Gold medal match: Saturday 1:35AM ET live, and 4PM replay. Both on NBCSNWhen will this be aired? I know live, it's at like 3 AM
Good. Very restrained though. Low key. Much more apt to talk about good shotmaking than to criticize other than to note when something is a mistake.I've now watched the final three ends of USA-Canada live on Eurosport, recorded with OBS commentary, and recorded with BBC commentary. (And enjoyed it every time.) How was the NBC commentary?
Booo, USA should be shooting red, and Sweden should be shooting yellow rocks.
I am having a massive problem with this. The reverse makes so much sense.How are the colors determined, USA as red and Sweden as Yellow would make much more sense.
Yep, that's what Sweden did in this match. They had an easy shot for 1 in the 1st end on the last throw, and instead, he threw it out of the house, and kept the hammer in the 2nd end.After the first end (not sure how it's allocated in the first end) the hammer switches teams if the team with the hammer scores.
Thats why you'll sometimes see the team with the hammer blank the end (no score) rather than score 1 and give up the hammer.
In competitive matches (including the Olympics) they draw to center rather than flip a coin, I believe. Like lagging for the break in poolI believe you get it if a) you had it in the previous end and there was no scoring b) the other team scored in the previous end c) it's the 1st end and you were given it via coin flip.
Another reason why Sweden might've blanked the first end is that you really want to hammer on the even ends so that you can have it on the final end.Yep, that's what Sweden did in this match. They had an easy shot for 1 in the 1st end on the last throw, and instead, he threw it out of the house, and kept the hammer in the 2nd end.

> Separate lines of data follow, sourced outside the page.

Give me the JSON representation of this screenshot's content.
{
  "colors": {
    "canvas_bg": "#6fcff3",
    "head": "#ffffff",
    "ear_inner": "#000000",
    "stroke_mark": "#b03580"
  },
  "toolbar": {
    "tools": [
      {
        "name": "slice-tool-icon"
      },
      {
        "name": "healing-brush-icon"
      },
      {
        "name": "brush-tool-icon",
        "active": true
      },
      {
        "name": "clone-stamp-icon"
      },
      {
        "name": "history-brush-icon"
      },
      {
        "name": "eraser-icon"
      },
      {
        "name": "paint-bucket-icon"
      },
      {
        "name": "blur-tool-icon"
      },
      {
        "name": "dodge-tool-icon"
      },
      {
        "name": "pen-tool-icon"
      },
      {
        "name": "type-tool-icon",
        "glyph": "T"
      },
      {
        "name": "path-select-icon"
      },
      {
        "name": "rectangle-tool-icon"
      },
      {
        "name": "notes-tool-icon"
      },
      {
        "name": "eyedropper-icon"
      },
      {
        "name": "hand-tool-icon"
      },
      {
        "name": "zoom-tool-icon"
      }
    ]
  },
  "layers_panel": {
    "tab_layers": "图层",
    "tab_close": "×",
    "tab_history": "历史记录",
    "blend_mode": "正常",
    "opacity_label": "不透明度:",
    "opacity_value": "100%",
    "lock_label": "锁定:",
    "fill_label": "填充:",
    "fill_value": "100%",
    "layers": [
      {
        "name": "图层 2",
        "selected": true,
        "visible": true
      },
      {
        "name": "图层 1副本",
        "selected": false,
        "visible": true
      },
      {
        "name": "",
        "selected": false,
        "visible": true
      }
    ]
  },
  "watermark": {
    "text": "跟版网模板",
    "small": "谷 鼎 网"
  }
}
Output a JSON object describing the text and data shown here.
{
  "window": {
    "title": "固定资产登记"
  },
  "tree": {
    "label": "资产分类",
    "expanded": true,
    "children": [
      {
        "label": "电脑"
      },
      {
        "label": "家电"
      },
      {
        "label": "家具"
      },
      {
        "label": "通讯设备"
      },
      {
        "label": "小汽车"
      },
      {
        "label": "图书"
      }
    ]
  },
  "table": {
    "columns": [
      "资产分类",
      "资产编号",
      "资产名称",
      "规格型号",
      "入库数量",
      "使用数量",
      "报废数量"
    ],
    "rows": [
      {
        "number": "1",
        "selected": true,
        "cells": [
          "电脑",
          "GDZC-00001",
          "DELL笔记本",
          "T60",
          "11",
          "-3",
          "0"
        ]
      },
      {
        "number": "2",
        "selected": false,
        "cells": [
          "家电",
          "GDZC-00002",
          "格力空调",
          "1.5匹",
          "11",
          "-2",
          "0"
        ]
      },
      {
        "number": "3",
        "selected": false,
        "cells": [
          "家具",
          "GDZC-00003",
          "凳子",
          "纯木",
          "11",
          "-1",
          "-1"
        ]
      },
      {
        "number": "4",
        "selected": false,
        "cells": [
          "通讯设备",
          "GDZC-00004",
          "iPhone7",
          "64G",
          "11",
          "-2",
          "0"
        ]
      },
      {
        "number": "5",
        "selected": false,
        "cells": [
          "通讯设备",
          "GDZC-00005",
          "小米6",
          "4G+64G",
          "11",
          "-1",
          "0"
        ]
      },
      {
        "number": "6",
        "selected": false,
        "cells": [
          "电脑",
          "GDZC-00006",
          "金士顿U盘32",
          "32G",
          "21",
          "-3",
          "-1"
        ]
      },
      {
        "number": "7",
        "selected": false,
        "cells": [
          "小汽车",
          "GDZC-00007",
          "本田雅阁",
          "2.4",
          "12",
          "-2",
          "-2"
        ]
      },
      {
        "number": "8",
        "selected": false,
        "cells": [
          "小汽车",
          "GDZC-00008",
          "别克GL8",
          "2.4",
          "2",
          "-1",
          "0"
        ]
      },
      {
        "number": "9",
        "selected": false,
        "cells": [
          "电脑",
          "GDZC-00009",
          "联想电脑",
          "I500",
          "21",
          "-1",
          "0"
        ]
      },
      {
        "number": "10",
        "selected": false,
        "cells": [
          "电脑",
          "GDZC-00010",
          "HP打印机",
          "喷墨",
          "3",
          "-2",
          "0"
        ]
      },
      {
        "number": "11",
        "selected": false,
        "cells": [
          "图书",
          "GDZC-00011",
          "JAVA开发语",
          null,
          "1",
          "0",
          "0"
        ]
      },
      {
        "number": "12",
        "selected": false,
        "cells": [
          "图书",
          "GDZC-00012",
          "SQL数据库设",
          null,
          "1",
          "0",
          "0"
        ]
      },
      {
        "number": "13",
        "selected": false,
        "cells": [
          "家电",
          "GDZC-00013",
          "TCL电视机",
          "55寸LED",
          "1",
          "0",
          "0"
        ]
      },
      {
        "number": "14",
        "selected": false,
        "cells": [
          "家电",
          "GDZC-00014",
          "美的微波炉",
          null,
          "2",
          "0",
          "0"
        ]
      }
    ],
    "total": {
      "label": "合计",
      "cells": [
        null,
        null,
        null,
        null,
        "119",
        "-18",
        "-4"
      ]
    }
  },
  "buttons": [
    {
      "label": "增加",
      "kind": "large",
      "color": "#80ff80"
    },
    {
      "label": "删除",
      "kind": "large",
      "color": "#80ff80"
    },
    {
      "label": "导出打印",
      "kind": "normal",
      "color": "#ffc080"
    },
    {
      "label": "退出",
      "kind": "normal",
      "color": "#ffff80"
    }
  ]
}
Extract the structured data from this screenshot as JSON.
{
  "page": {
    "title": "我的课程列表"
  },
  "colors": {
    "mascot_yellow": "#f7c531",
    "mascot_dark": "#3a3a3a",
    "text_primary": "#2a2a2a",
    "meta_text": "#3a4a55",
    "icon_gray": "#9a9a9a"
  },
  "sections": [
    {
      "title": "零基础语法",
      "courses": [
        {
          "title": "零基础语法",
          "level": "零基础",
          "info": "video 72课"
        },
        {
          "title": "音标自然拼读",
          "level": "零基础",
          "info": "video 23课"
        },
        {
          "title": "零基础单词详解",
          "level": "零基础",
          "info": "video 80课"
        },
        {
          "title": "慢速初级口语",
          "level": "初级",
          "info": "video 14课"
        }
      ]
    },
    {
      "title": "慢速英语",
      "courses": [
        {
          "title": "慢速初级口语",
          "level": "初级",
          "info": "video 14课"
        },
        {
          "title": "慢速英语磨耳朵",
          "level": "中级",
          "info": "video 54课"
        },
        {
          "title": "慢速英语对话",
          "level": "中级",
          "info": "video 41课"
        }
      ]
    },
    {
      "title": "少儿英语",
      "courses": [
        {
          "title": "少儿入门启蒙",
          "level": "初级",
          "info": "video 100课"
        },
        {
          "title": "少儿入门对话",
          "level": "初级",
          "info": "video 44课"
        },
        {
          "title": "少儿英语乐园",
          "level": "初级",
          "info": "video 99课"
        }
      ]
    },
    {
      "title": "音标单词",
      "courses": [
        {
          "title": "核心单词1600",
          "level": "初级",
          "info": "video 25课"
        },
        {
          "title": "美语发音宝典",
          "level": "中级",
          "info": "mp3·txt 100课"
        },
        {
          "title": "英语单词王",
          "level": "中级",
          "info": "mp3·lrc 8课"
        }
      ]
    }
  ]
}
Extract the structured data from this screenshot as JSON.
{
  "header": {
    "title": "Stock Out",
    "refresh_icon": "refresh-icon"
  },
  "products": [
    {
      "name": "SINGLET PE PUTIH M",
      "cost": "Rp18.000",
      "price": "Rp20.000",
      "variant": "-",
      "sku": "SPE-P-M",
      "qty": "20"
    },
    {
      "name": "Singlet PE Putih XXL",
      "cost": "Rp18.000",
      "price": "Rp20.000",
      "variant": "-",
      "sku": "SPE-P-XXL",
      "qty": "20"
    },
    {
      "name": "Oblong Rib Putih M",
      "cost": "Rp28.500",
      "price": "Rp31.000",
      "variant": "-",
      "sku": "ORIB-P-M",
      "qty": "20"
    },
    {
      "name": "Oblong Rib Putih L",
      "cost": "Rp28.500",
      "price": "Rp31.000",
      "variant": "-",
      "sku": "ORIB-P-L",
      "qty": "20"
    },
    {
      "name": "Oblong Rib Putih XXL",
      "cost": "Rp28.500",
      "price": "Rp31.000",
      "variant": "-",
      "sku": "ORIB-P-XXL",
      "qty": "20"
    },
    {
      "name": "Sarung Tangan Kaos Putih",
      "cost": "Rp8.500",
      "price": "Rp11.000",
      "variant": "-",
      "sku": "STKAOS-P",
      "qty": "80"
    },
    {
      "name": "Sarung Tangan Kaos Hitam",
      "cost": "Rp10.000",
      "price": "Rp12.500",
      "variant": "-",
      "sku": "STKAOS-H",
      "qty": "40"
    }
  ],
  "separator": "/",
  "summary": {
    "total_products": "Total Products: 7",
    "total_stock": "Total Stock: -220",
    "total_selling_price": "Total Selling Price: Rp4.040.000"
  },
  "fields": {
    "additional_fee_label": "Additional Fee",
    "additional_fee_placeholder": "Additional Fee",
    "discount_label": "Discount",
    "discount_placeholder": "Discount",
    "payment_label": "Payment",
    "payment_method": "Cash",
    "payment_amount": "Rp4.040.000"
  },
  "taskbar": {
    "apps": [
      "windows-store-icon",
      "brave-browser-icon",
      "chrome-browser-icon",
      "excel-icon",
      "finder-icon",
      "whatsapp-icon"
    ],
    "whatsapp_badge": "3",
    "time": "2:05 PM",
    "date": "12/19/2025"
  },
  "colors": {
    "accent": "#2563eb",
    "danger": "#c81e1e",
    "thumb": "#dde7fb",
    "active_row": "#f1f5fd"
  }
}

At the Olympics I think the draw to center is 2 rocks for each team. The two have to be thrown with opposing spins by different players, and the team with the smallest total distance wins.In most league games, yes, Hammer is determined by a flip of a coin.
But in high level competitions, befor ethe game starts, each skip throws a single rock, with sweeping, and whoever gets closer to the pin gets hammer in the 1st end.
http://www.worldcurling.org/download/?dl==AFVxIkVWZ1RhxmRWR1aatWVFlVeWxGc3NlRapVUq5UV has the official rules and seems to confirm this. The 2 stones/team (different players/rotations) during round-robin looks correct early on, but it seems as though it can get more complicated in some cases.That makes sense. That's how hammer is determined in the playoffs for our league nights as well.